Tuesday, June 18, 2013
Proposed Title 21 Rewrite Criticized for Cost to Developers
The rewritten code lays out specific requirements for home design and property layout, and businesses said it comes with a tangible cost.
With more than 600 pages, the Title 21 rewrite has been called one of the most important pieces of legislation in Anchorage history.
The code governs zoning and property design citywide, and its revision has garnered strong opinions from both sides of the political spectrum.
“I don’t believe central planning works,” said former Anchorage Assemblyman Dan Coffey, a vocal opponent of the revised code; Coffey was hired by Mayor Dan Sullivan to review the rewrite and make recommendations. “It didn’t work for the U.S.S.R and it probably won’t work very well for us.”
It’s also generated continued public comment over the years, from chamber of commerce forums to assembly hearings and community debates.
But for local developers, there’s nothing political about it. The rewritten code lays out specific requirements for home design and property layout, and businesses said it comes with a tangible cost.
"Instead of three trees you're gonna have nine trees.
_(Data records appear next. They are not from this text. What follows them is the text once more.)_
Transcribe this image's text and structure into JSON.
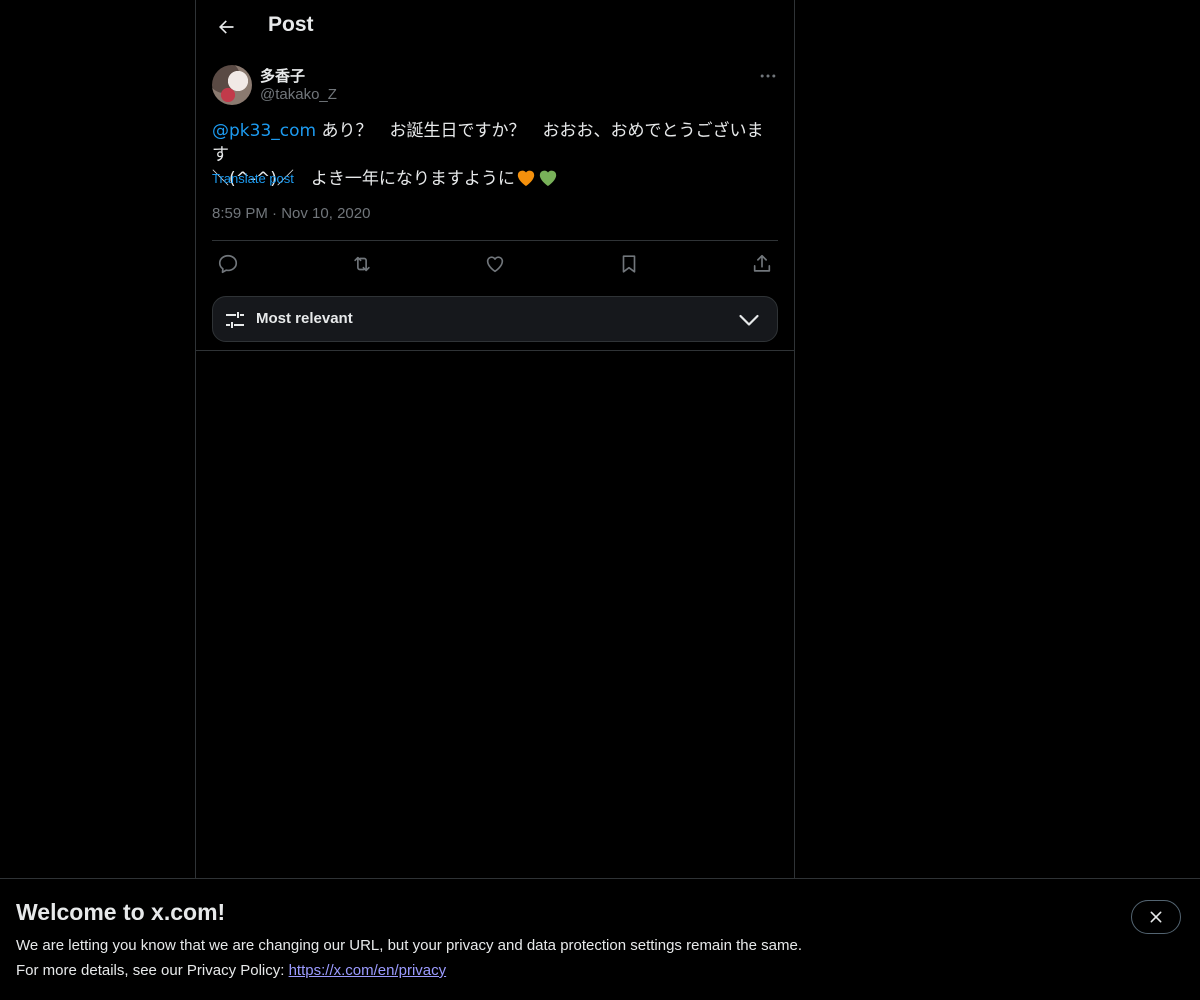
{
  "header": {
    "title": "Post",
    "back_icon": "arrow-left-icon"
  },
  "post": {
    "author_name": "多香子",
    "author_handle": "@takako_Z",
    "mention": "@pk33_com",
    "text_line1": " あり？　お誕生日ですか？　おおお、おめでとうございます",
    "text_line2": "＼(^-^)／　よき一年になりますように",
    "emoji_1": "orange-heart-icon",
    "emoji_2": "green-heart-icon",
    "translate_label": "Translate post",
    "time": "8:59 PM",
    "separator": "·",
    "date": "Nov 10, 2020"
  },
  "actions": [
    "reply-icon",
    "repost-icon",
    "like-icon",
    "bookmark-icon",
    "share-icon"
  ],
  "sort": {
    "label": "Most relevant"
  },
  "banner": {
    "title": "Welcome to x.com!",
    "line1": "We are letting you know that we are changing our URL, but your privacy and data protection settings remain the same.",
    "line2_prefix": "For more details, see our Privacy Policy: ",
    "link": "https://x.com/en/privacy"
  },
  "colors": {
    "accent": "#1d9bf0",
    "background": "#000000",
    "text": "#e7e9ea",
    "muted": "#71767b",
    "border": "#2f3336",
    "heart_orange": "#f4900c",
    "heart_green": "#78b159"
  }
}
There are some added windows, they want the front porch to face the street and be covered,” said Andre Spinelli, design and development manager at Spinell Homes.
According to Spinelli, if you compare a basic 3-bedroom, 2-car garage house on a single-family lot under the old code with the new code, the result would be an additional $7,000 to the cost of an average $250,000 home.
He said it’s a number that could have a profound effect on a first-time home buyer.
Now, the code will be sent to the Anchorage Planning and Zoning Commission for review before it is forwarded to the Anchorage Assembly for final review and a vote.
But at the end of the day, it all comes down to dollars and cents.
"You'll be able to see the trees, but you won't be able to choose whether you have those trees,” Spinelli said. “They're forced on you by the government."